▸ TASK BRIEF: The answer is all of the entries below, repeated exactly and free of pictures.

▸ Component data from apps and pages:
= = = =
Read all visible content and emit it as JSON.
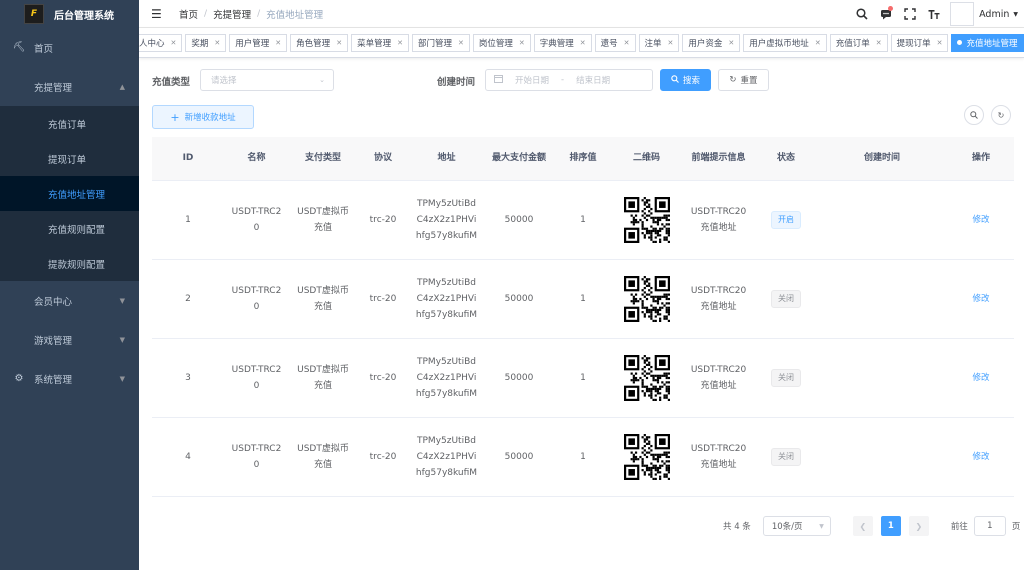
{
  "app": {
    "title": "后台管理系统",
    "logo_text": "F"
  },
  "sidebar": {
    "items": [
      {
        "label": "首页",
        "icon": "dashboard-icon"
      },
      {
        "label": "充提管理",
        "icon": "",
        "expanded": true
      },
      {
        "label": "会员中心",
        "icon": ""
      },
      {
        "label": "游戏管理",
        "icon": ""
      },
      {
        "label": "系统管理",
        "icon": "gear-icon"
      }
    ],
    "sub_items": [
      "充值订单",
      "提现订单",
      "充值地址管理",
      "充值规则配置",
      "提款规则配置"
    ],
    "active_sub": "充值地址管理"
  },
  "header": {
    "breadcrumb": [
      "首页",
      "充提管理",
      "充值地址管理"
    ],
    "user": "Admin"
  },
  "tags": [
    "人中心",
    "奖期",
    "用户管理",
    "角色管理",
    "菜单管理",
    "部门管理",
    "岗位管理",
    "字典管理",
    "遗号",
    "注单",
    "用户资金",
    "用户虚拟币地址",
    "充值订单",
    "提现订单",
    "充值地址管理"
  ],
  "filters": {
    "type_label": "充值类型",
    "type_placeholder": "请选择",
    "time_label": "创建时间",
    "start_placeholder": "开始日期",
    "range_sep": "-",
    "end_placeholder": "结束日期",
    "search_btn": "搜索",
    "reset_btn": "重置"
  },
  "add_button": "新增收款地址",
  "table": {
    "headers": [
      "ID",
      "名称",
      "支付类型",
      "协议",
      "地址",
      "最大支付金额",
      "排序值",
      "二维码",
      "前端提示信息",
      "状态",
      "创建时间",
      "操作"
    ],
    "rows": [
      {
        "id": "1",
        "name": "USDT-TRC20",
        "pay_type": "USDT虚拟币充值",
        "protocol": "trc-20",
        "address": "TPMy5zUtiBdC4zX2z1PHVihfg57y8kufiM",
        "max_amount": "50000",
        "sort": "1",
        "tip": "USDT-TRC20充值地址",
        "status": "开启",
        "status_on": true,
        "created": "",
        "action": "修改"
      },
      {
        "id": "2",
        "name": "USDT-TRC20",
        "pay_type": "USDT虚拟币充值",
        "protocol": "trc-20",
        "address": "TPMy5zUtiBdC4zX2z1PHVihfg57y8kufiM",
        "max_amount": "50000",
        "sort": "1",
        "tip": "USDT-TRC20充值地址",
        "status": "关闭",
        "status_on": false,
        "created": "",
        "action": "修改"
      },
      {
        "id": "3",
        "name": "USDT-TRC20",
        "pay_type": "USDT虚拟币充值",
        "protocol": "trc-20",
        "address": "TPMy5zUtiBdC4zX2z1PHVihfg57y8kufiM",
        "max_amount": "50000",
        "sort": "1",
        "tip": "USDT-TRC20充值地址",
        "status": "关闭",
        "status_on": false,
        "created": "",
        "action": "修改"
      },
      {
        "id": "4",
        "name": "USDT-TRC20",
        "pay_type": "USDT虚拟币充值",
        "protocol": "trc-20",
        "address": "TPMy5zUtiBdC4zX2z1PHVihfg57y8kufiM",
        "max_amount": "50000",
        "sort": "1",
        "tip": "USDT-TRC20充值地址",
        "status": "关闭",
        "status_on": false,
        "created": "",
        "action": "修改"
      }
    ]
  },
  "pagination": {
    "total": "共 4 条",
    "page_size": "10条/页",
    "current": "1",
    "goto_label": "前往",
    "goto_value": "1",
    "page_suffix": "页"
  },
  "colors": {
    "primary": "#409eff",
    "sidebar_bg": "#304156",
    "sidebar_active_text": "#409eff"
  }
}
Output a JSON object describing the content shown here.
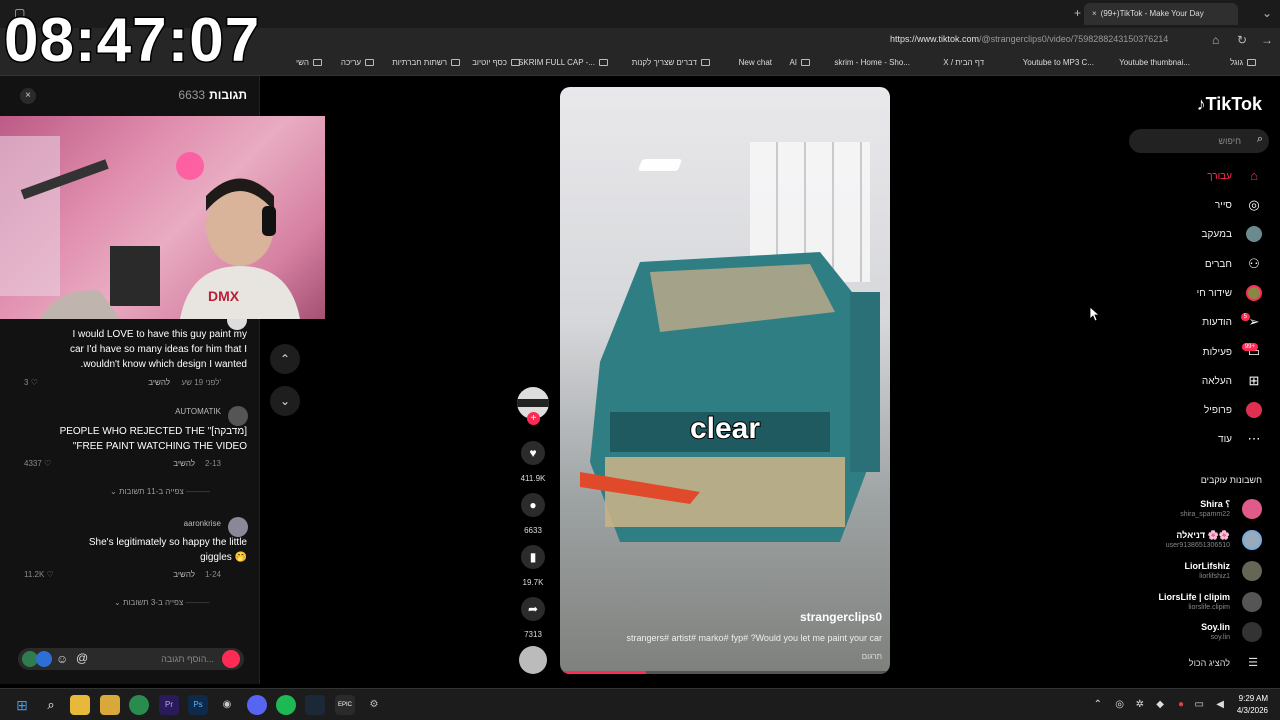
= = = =
▸ RESULT FOR THIS TASK:
Read all visible content and emit it as JSON.
{
  "app": {
    "title": "后台管理系统",
    "logo_text": "F"
  },
  "sidebar": {
    "items": [
      {
        "label": "首页",
        "icon": "dashboard-icon"
      },
      {
        "label": "充提管理",
        "icon": "",
        "expanded": true
      },
      {
        "label": "会员中心",
        "icon": ""
      },
      {
        "label": "游戏管理",
        "icon": ""
      },
      {
        "label": "系统管理",
        "icon": "gear-icon"
      }
    ],
    "sub_items": [
      "充值订单",
      "提现订单",
      "充值地址管理",
      "充值规则配置",
      "提款规则配置"
    ],
    "active_sub": "充值地址管理"
  },
  "header": {
    "breadcrumb": [
      "首页",
      "充提管理",
      "充值地址管理"
    ],
    "user": "Admin"
  },
  "tags": [
    "人中心",
    "奖期",
    "用户管理",
    "角色管理",
    "菜单管理",
    "部门管理",
    "岗位管理",
    "字典管理",
    "遗号",
    "注单",
    "用户资金",
    "用户虚拟币地址",
    "充值订单",
    "提现订单",
    "充值地址管理"
  ],
  "filters": {
    "type_label": "充值类型",
    "type_placeholder": "请选择",
    "time_label": "创建时间",
    "start_placeholder": "开始日期",
    "range_sep": "-",
    "end_placeholder": "结束日期",
    "search_btn": "搜索",
    "reset_btn": "重置"
  },
  "add_button": "新增收款地址",
  "table": {
    "headers": [
      "ID",
      "名称",
      "支付类型",
      "协议",
      "地址",
      "最大支付金额",
      "排序值",
      "二维码",
      "前端提示信息",
      "状态",
      "创建时间",
      "操作"
    ],
    "rows": [
      {
        "id": "1",
        "name": "USDT-TRC20",
        "pay_type": "USDT虚拟币充值",
        "protocol": "trc-20",
        "address": "TPMy5zUtiBdC4zX2z1PHVihfg57y8kufiM",
        "max_amount": "50000",
        "sort": "1",
        "tip": "USDT-TRC20充值地址",
        "status": "开启",
        "status_on": true,
        "created": "",
        "action": "修改"
      },
      {
        "id": "2",
        "name": "USDT-TRC20",
        "pay_type": "USDT虚拟币充值",
        "protocol": "trc-20",
        "address": "TPMy5zUtiBdC4zX2z1PHVihfg57y8kufiM",
        "max_amount": "50000",
        "sort": "1",
        "tip": "USDT-TRC20充值地址",
        "status": "关闭",
        "status_on": false,
        "created": "",
        "action": "修改"
      },
      {
        "id": "3",
        "name": "USDT-TRC20",
        "pay_type": "USDT虚拟币充值",
        "protocol": "trc-20",
        "address": "TPMy5zUtiBdC4zX2z1PHVihfg57y8kufiM",
        "max_amount": "50000",
        "sort": "1",
        "tip": "USDT-TRC20充值地址",
        "status": "关闭",
        "status_on": false,
        "created": "",
        "action": "修改"
      },
      {
        "id": "4",
        "name": "USDT-TRC20",
        "pay_type": "USDT虚拟币充值",
        "protocol": "trc-20",
        "address": "TPMy5zUtiBdC4zX2z1PHVihfg57y8kufiM",
        "max_amount": "50000",
        "sort": "1",
        "tip": "USDT-TRC20充值地址",
        "status": "关闭",
        "status_on": false,
        "created": "",
        "action": "修改"
      }
    ]
  },
  "pagination": {
    "total": "共 4 条",
    "page_size": "10条/页",
    "current": "1",
    "goto_label": "前往",
    "goto_value": "1",
    "page_suffix": "页"
  },
  "colors": {
    "primary": "#409eff",
    "sidebar_bg": "#304156",
    "sidebar_active_text": "#409eff"
  }
}
Output a JSON object describing the content shown here.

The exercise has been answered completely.